I cringe to think what could have happened if I didn’t turn my bad attitude around and I am thankful that Jesus modeled to me how to get through tough times- by being thankful for what you have in the moment.
In what I see as the 2nd chapter of my professional running career since leaving the Mammoth Track Club 3 years ago, I’ve experienced some great highs and low lows. The highs of running 2:04 and making my 2nd Olympic team and the lows of having to DNF in the most important race and not making it to the starting line in others. I’ve gotten injured from training too hard while under a coach, and gotten injured from training too hard while being self (faith) coached. In some ways, it feels like much longer than 3 years with all I’ve experienced.
My recent injury, an overuse injury of bursitis in my hip, was the hardest one for me emotionally. After having injuries keep me from previous marathons, I really wanted to toe the line at the New York City Marathon and have redemption. If it was just a matter of losing some fitness I would have considered it, but the risk of further injury as my hip was not yet 100% made the decision clear. But I am trying to learn self-control- Sometimes you have to say no to good things in order to experience great things.
It’s in moments like these that your reasons and motivations you do what you do crystalize. I don’t run for a paycheck, for fame, or to meet others’ expectations. I run to test the limits of my God given ability and go after the dreams He has put in my heart- big dreams. I make choices in training that I believe are going to be the best thing for me to meet those goals- both in the short term and long term. But I also push the envelope, I’m not afraid to take risks. I’m not trying to train conservatively to run 2:09, I’m preparing to run 2:04. That has meant unfortunately I haven’t made it to the starting line of every marathon I was entered to run, just as the Kenyan guys who also train to run 2:04 experience. But the process has been needed to learn how hard is too hard. This is the balancing act of elite marathon training. Self-control is more needed when self-coached but I find it interesting that some of the best marathoners in the world are also self-coached (including previous World Record Holder Patrick Makau and fastest man ever at the marathon Geoffrey Mutai).
I wouldn’t want to live this last year over again. However, I believe that God wastes nothing when you give your life to Him- he redeems it all. And the trials actually prepare you for the victories because of what you learn. I am now more prepared to know the limits of how hard I can train, and training to that limit is what is going to be required of me to reach the goals I have. I have grown in perseverance and my ability to relate to others in pain and injury. I have grown in my appreciation for racing itself. I have seen the support the running community can offer and the potential to inspire, and I have also seen how the running community can treat you like a Roman gladiator- only interested in me putting on a good show but not really in me as a person or my health.

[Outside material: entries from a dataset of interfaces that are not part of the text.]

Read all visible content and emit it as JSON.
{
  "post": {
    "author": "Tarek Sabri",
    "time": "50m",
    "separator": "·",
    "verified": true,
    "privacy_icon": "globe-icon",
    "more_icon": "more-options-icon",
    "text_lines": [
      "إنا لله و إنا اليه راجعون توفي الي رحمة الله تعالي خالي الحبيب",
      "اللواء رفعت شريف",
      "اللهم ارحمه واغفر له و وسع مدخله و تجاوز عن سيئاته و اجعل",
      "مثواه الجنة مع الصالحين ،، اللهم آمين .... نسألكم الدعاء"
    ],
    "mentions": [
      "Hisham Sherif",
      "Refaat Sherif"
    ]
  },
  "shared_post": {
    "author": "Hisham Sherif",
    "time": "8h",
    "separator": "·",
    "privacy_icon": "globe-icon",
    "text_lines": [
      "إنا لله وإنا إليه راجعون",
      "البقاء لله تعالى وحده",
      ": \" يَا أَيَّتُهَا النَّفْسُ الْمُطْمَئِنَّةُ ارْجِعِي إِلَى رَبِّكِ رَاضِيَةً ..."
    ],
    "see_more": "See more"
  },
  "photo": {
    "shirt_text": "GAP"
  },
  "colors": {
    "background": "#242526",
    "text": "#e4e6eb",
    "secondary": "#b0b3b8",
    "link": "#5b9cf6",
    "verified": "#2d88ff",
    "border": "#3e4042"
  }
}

I have grown closer to God as I have had to depend on Him and His Spirit to encourage me and teach me to thrive despite my circumstances.
I appreciate the support of my sponsors and fans who believe in me and look forward to celebrating moments of redemption with you in the future. Wishing everyone a wonderful Christmas and a great start to a New Year!